[Task]
Search the entries below for the word "date" and copy every line where it appears.

[Data extract]
★ ★ ★ ★

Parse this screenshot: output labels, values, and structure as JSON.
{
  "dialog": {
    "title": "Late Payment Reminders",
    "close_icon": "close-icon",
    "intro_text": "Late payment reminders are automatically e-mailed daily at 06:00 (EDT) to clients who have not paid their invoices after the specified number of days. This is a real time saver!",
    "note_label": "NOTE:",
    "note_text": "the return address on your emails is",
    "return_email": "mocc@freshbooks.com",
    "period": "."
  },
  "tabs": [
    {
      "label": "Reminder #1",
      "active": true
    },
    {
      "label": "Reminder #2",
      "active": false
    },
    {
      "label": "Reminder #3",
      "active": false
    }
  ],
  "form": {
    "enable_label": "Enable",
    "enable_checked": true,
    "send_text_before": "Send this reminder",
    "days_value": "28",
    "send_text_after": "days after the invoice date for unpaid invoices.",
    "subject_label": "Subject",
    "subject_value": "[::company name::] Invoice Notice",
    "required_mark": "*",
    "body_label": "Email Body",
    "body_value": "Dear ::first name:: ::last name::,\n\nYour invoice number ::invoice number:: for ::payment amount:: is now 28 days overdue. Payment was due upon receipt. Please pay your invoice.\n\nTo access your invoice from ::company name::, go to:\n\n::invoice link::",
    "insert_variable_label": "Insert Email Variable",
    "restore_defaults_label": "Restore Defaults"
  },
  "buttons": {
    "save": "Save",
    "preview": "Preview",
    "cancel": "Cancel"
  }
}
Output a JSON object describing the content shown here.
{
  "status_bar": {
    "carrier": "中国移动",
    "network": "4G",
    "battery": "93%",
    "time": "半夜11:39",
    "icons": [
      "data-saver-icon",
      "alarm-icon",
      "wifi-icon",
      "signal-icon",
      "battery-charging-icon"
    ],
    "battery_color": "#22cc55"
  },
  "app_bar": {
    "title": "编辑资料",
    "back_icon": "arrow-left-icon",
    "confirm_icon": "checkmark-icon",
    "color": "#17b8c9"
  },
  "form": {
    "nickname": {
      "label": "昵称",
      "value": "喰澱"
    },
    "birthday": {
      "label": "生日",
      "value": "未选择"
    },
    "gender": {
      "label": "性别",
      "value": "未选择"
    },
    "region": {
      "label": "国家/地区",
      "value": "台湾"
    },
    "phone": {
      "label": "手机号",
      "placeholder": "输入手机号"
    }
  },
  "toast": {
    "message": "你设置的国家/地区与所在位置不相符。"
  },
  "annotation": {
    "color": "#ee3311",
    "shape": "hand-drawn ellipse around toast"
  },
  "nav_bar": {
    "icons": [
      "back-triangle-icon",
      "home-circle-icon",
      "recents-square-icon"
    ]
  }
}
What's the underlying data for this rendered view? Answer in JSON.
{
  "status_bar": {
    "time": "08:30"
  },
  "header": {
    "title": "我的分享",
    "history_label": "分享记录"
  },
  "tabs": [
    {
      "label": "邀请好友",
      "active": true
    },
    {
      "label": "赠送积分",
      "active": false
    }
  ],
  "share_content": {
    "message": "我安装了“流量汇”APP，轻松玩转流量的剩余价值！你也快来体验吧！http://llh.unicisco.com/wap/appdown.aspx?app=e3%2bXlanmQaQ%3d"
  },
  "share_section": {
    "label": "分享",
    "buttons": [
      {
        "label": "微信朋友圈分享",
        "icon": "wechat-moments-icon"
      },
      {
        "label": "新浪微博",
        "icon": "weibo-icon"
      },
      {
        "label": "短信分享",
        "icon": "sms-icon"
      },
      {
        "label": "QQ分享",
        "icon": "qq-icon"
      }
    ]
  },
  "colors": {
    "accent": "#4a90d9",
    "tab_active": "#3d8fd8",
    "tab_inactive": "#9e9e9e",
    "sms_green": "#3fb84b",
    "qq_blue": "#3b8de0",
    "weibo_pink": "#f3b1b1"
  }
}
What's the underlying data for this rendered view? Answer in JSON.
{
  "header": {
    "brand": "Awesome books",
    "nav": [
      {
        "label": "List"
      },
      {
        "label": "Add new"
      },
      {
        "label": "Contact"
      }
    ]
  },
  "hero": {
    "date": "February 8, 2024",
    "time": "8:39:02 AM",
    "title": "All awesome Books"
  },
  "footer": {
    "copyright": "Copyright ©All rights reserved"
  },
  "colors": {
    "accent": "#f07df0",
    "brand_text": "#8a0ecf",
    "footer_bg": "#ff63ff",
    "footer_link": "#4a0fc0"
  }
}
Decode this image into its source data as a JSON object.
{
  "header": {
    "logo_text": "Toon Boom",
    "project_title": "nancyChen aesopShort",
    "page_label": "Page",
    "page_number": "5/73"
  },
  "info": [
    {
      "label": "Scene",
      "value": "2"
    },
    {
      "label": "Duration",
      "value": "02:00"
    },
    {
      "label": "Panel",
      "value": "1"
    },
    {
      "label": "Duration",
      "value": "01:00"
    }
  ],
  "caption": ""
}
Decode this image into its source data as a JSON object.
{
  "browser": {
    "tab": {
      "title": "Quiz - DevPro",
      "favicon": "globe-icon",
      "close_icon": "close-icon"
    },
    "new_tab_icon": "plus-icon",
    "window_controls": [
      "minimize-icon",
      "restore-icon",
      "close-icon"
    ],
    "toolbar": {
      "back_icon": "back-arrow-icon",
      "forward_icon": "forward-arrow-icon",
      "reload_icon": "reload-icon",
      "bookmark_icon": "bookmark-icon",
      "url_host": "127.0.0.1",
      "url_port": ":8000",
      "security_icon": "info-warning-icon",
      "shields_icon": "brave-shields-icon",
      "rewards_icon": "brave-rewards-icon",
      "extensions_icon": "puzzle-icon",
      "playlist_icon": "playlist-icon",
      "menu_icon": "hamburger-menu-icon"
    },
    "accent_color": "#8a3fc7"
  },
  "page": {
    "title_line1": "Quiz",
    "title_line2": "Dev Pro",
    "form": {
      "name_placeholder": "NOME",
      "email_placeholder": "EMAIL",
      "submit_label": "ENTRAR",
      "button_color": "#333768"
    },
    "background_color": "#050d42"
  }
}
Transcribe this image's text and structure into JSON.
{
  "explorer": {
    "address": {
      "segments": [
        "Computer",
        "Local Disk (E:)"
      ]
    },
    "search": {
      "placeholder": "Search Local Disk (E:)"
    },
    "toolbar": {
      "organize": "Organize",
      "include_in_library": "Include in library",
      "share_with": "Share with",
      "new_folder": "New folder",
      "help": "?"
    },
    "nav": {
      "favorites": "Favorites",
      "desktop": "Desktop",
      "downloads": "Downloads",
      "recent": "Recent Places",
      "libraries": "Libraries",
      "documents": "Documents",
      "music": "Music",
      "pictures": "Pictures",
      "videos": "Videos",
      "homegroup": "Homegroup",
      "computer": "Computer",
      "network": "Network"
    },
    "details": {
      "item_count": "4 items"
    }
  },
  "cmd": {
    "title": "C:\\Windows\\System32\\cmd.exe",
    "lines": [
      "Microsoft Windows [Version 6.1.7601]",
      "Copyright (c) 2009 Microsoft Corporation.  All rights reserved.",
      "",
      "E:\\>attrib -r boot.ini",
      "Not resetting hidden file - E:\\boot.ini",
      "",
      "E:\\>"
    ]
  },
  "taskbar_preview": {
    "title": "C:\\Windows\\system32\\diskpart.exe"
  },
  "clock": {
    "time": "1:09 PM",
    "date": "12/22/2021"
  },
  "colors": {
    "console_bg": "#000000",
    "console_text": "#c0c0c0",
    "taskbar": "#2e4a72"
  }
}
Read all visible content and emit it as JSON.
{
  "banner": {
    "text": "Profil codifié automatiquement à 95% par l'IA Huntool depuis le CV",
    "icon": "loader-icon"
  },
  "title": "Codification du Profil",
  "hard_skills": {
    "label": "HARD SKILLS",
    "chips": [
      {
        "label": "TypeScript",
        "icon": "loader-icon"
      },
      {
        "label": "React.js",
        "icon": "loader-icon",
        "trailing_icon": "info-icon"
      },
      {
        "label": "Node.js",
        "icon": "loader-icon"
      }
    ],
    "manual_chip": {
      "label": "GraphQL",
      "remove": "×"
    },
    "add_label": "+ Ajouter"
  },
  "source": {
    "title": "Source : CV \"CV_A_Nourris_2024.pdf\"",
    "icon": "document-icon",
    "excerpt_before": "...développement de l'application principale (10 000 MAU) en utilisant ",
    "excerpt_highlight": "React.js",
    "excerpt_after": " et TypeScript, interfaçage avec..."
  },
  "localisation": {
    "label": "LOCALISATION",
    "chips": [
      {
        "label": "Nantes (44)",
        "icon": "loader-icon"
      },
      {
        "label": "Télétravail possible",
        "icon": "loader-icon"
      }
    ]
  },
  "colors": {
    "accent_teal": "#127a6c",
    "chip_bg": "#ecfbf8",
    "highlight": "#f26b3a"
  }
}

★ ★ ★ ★

[Result below]
    "send_text_after": "days after the invoice date for unpaid invoices.",
    "date": "February 8, 2024",
    "date": "12/22/2021"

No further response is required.